:: Dataset records

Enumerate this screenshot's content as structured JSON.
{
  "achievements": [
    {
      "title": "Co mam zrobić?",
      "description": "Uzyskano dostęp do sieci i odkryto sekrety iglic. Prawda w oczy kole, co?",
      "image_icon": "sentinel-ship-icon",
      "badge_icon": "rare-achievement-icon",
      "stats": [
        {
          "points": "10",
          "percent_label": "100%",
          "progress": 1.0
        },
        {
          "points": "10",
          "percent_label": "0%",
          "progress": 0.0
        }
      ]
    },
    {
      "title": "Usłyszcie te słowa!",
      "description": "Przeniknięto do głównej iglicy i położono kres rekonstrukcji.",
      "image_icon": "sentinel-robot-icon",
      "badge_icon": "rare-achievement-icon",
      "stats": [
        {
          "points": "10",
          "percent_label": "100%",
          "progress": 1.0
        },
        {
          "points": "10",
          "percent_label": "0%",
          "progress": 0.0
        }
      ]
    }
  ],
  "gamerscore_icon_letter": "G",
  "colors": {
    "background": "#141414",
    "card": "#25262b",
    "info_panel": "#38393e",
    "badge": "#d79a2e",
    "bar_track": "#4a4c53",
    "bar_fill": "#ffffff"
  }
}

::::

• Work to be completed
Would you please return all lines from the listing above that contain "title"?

• Reply
      "title": "Co mam zrobić?",
      "title": "Usłyszcie te słowa!",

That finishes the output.